Tyson Foods’ decision to stop buying cattle given the feed additive Zilmax is sending waves through the beef industry, but Canada’s feedlot sector is determined to stay the course.
“Our position is to follow science and let the market decide. Full stop,” said Brian Walton, chair of the National Cattle Feeders Association.
His organization doesn’t track use of Zilmax or other beta-agonists, but Walton said it’s “pretty common” in feedlots in Western Canada, as is a slightly different growth promoter by a competing manufacturer called OptaFlexx.
“Science has already proven that it’s safe to use and effective, so it should be the choice of the producers and their customers,” said Walton.

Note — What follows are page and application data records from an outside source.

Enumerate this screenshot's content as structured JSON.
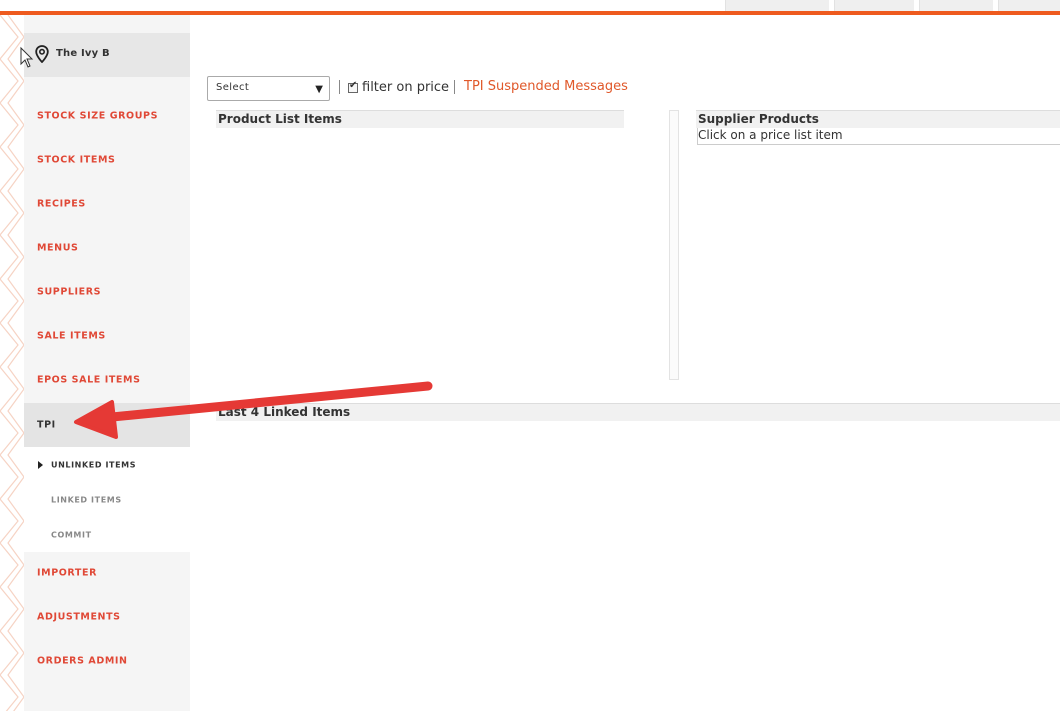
{
  "location": {
    "name": "The Ivy B"
  },
  "sidebar": {
    "items": [
      {
        "label": "STOCK SIZE GROUPS"
      },
      {
        "label": "STOCK ITEMS"
      },
      {
        "label": "RECIPES"
      },
      {
        "label": "MENUS"
      },
      {
        "label": "SUPPLIERS"
      },
      {
        "label": "SALE ITEMS"
      },
      {
        "label": "EPOS SALE ITEMS"
      },
      {
        "label": "TPI"
      },
      {
        "label": "IMPORTER"
      },
      {
        "label": "ADJUSTMENTS"
      },
      {
        "label": "ORDERS ADMIN"
      }
    ],
    "sub_items": [
      {
        "label": "UNLINKED ITEMS"
      },
      {
        "label": "LINKED ITEMS"
      },
      {
        "label": "COMMIT"
      }
    ]
  },
  "toolbar": {
    "select_value": "Select",
    "filter_label": "filter on price",
    "filter_checked": true,
    "tpi_link": "TPI Suspended Messages"
  },
  "panels": {
    "product_list_title": "Product List Items",
    "supplier_products_title": "Supplier Products",
    "supplier_hint": "Click on a price list item",
    "last_linked_title": "Last 4 Linked Items"
  },
  "colors": {
    "accent": "#ee5a1e",
    "nav_label": "#e04836",
    "annotation_arrow": "#e53935"
  }
}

The announcement of Tyson’s new policy was followed by the showing of a video by a JBS USA official at a recent industry conference in Denver. Taken at a JBS plant, it shows animals having difficulty walking and demonstrating signs of lameness. Animal welfare expert Temple Grandin, who was present at the event, said the cows “walked like 90-year-old grandmothers.”
Last week, Merck, the manufacturer of Zilmax, said it was suspending sales pending an audit of how the product was being used.
Zilmax, also known as zilpaterol, is based on a chemical originally developed to alleviate asthma symptoms and is reputed to add as much as 30 pounds of extra beef per head when used late in the finishing period. Optaflexx, made by Eli Lilly, is a ractopamine-based additive that is fed earlier and Tyson, which slaughters one in four cattle raised in the U.S., has said it will continue to buy cattle fed that product.
Some industry observers speculate that Tyson may be attempting to position itself for greater export market share, given that China, Russia and Europe forbid meat imports from animals fed beta-agonists. With offal, or drop cuts, seen as a growing profit driver especially for exporters to Asia, dropping beta-agonists might eliminate a key obstacle for increased sales. Industry experts note Smithfield, a U.S.-based pork giant recently purchased by a Chinese firm, announced earlier this year that it would drop ractopamine, also known as Paylean, from half its herd.
The lion’s share of Canada’s beef slaughter capacity is handled by JBS at the former XL Foods plant in Brooks, Alta., and Cargill, which operates a plant in High River, Alta. Neither have followed Tyson’s lead, although some cattle do cross the border to Tyson facilities.
It’s “hard to say” whether the Tyson ban will hurt the Canadian industry, said Walton, adding the issue comes at a bad time for the western feedlot sector, which has been unprofitable for more than a year because of tight cattle supplies and high feed costs.
Trevor Atchison, president of the Manitoba Beef Producers, said Tyson’s ban might impact the local cow-calf sector because giving up the additive would increase finishing costs, and so could affect the prices they can afford to pay. However, the shortage of cattle should support prices in the near term, he said.
“How much will it affect the cow-calf guy? Time will tell,” he said.
Larry Schweitzer, owner of 24,000-head Hamiota Feedlot and vice-chair of the national feeders’ association, said his and other Manitoba operations wouldn’t be greatly affected because they specialize mainly in backgrounding calves.
Although he would use Zilmax if a customer requested it, his experience is mainly with Optaflexx, which is fed to finishers 21 days before slaughter, he said.